The construction and method of operation of the invention, however, together with additional objects and advantages thereof will be best understood from the following description of specific embodiments when read in connection with the following examples.DESCRIPTION OF THE PREFERRED EMBODIMENTS
It will be explained below in terms of an example how much uranium glass is needed for the method of the invention:
In smelting decontamination of contaminated metal parts, 55.4 kg of slag have been formed, which contain 69.25 g of U.sub.238 and 2.21 g of U.sub.235. This corresponds to a proportion of U.sub.235 isotope of 3.09%. The proportion of U.sub.235 isotope of 3.09% is to be lowered to 0.5% for renaturing. This proportion is below the proportion of U.sub.235 isotope of natural uranium. In order to attain the desired lowering, U.sub.235 -depleted or downgraded uranium is used. The proportion of U.sub.235 isotope of this depleted uranium is 0.2%, for instance. Of this depleted uranium, 620 g are required in order to obtain a slag having a proportion of U.sub.235 isotope of 0.5%.
In the method of the invention, the depleted uranium is admixed in the form of uranium glass. By way of example, this uranium glass contains 10% uranium, having a proportion of U.sub.235 isotope that is 0.2%. Then, advantageously, only 6.2 kg of glass are needed so as to lower the proportion of U.sub.235 isotope from 55.4 kg of slag enough to ensure that the slag is easy to handle and can be stored and disposed of simply.
The advantage which is attained in particular with the method of the invention, is that it is easy to dispose of the slag, which contains uranium, occurring in smelting decontamination. Exposure to workers and the burden of uranium dust in dust filters are largely averted.
1. A method for reprocessing metal parts radioactively contaminated with uranium, which comprises:
- smelting metal parts to form a melt and a slag; and
- admixing U.sub.235 -depleted uranium in the form of uranium glass with at least one of the metal parts, the melt and the still-unsolidified slag.
2. The method according to claim 1, which comprises carrying out the admixing step by admixing the uranium glass in the form of at least one of granules, beads, rods and pieces.

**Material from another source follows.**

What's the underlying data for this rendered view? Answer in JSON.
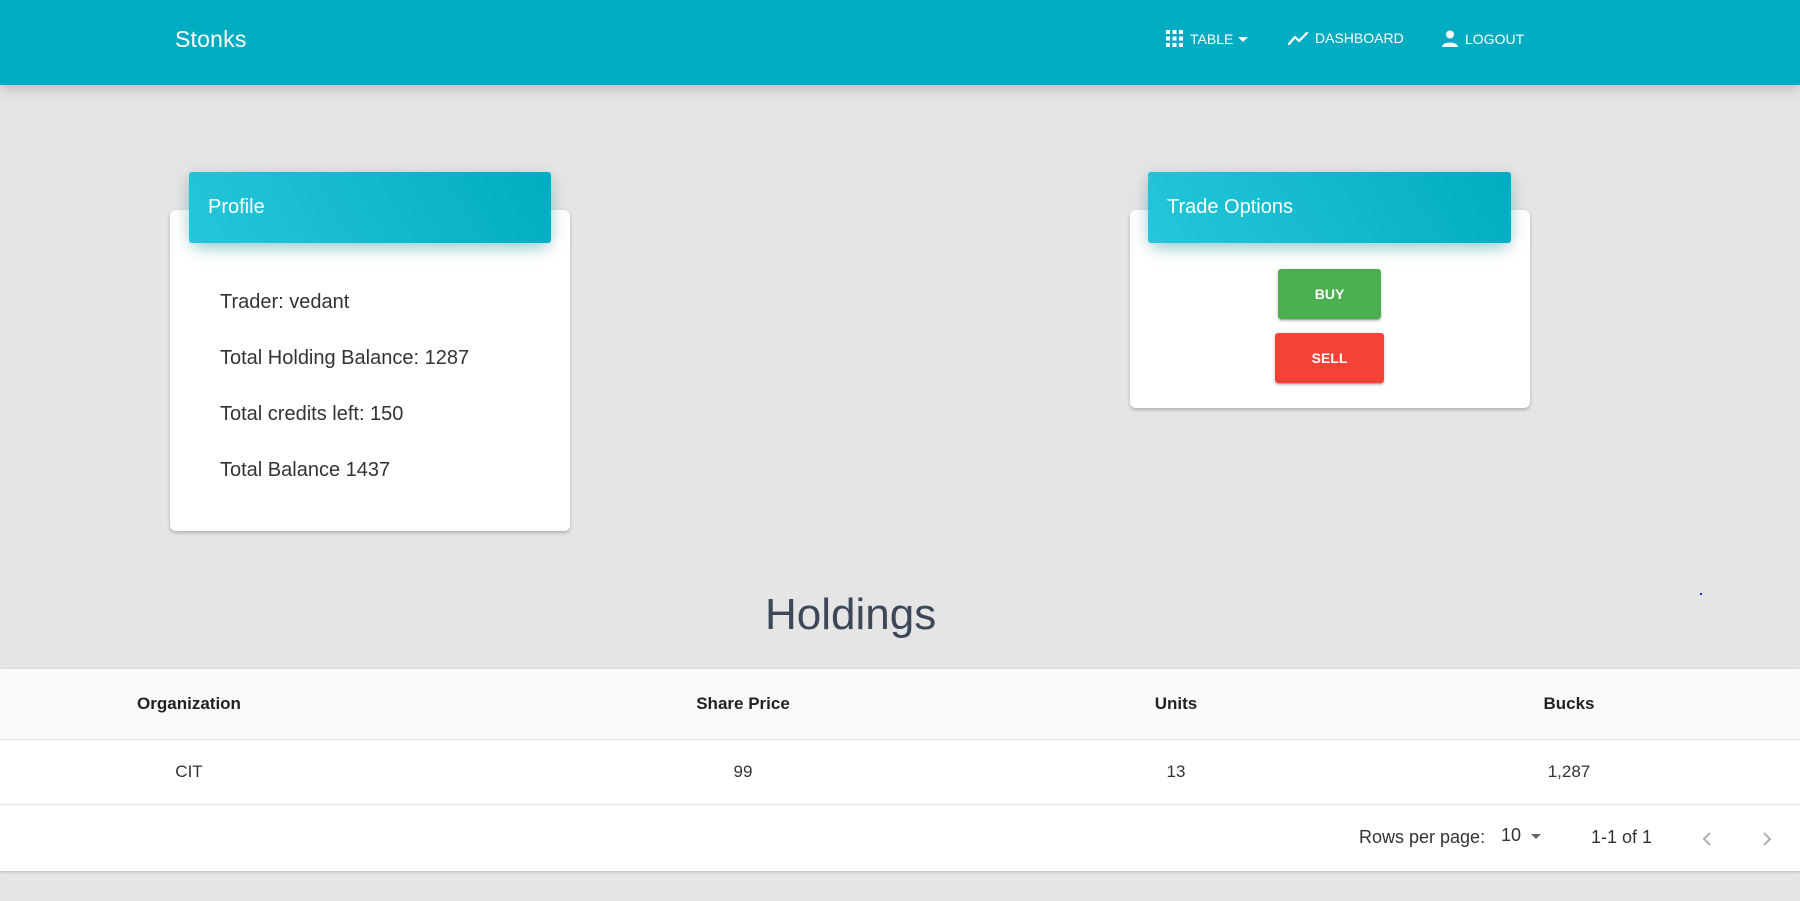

3. The method according to claim 1, which comprises carrying out the admixing step by admixing the uranium glass in the form of a glass of low viscosity at the melting temperature of metal of the metal parts.

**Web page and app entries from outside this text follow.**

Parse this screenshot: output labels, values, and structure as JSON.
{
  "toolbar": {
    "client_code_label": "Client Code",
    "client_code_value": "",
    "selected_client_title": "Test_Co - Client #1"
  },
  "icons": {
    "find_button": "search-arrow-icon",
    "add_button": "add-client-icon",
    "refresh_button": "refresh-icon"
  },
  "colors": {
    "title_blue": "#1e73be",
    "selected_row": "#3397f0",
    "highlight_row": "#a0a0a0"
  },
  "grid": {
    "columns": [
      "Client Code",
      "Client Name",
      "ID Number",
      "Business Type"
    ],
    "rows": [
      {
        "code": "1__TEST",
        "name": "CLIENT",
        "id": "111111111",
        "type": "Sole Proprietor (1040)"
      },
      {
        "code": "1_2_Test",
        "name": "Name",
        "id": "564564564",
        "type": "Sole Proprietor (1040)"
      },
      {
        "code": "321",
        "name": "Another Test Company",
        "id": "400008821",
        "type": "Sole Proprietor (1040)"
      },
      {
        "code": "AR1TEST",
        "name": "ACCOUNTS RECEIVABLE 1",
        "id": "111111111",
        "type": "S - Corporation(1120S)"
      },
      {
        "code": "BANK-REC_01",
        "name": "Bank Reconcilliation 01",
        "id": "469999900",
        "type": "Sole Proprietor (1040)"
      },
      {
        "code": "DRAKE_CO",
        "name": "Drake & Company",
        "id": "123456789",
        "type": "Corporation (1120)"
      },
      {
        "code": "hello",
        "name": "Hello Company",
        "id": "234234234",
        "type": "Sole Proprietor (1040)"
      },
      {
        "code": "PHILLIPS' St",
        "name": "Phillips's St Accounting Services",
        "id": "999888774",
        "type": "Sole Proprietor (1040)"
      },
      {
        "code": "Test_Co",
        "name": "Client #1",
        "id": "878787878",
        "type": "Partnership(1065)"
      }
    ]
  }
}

4. The method according to claim 1, which comprises carrying out the admixing step by admixing the uranium glass in the form of a glass of an alkali oxide/SiO.sub.2 /UO.sub.2 type.
5. The method according to claim 1, which comprises carrying out the admixing step by admixing a uranium glass having uranium with a U.sub.235 isotope proportion below 0.7%.
6. The method according to claim 1, which comprises carrying out the admixing step by admixing a uranium glass having a uranium proportion less than 50%.
|5348567||September 20, 1994||Chappell|
- European Patent Abstract No. 2709816 (Uda et al.), Nuclear Technology, Apr. 1986, vol. 73, pp. 109-115. European Patent Abstract No. 2596010 (Abe et al.), Conf. Waste Management 1985, Tuscon AZ, vol. 3, pp. 375-379. European Patent Abstract No. 2118676 (Williams et al.), Conf. American Nuclear Society, Richland, WA, Apr. 19-22, 1982, pp. 115-118. Japanese Patent Abstract No. 61045999 A, Mar. 6, 1986. "Formation and Properties of Uranium Glasses (Chakrabarty), Ontario Research Foundation", Ceramic Bulletin, May 14, 1969, pp. 1076-1078. "A Business and Market Assessment of Waste Treatment Technologies" (Ayen), JOM, May 1994, pp. 30-34. "Recycling of Metallic Materials from the Dismantling of Nuclear Plants" (Sappok), Kerntechnik 56, 1991, No. 6, pp. 376-378. "Melting makes the most of scrap metals", Nuclear Engineering 1994, vol. 476, pp. 51-52.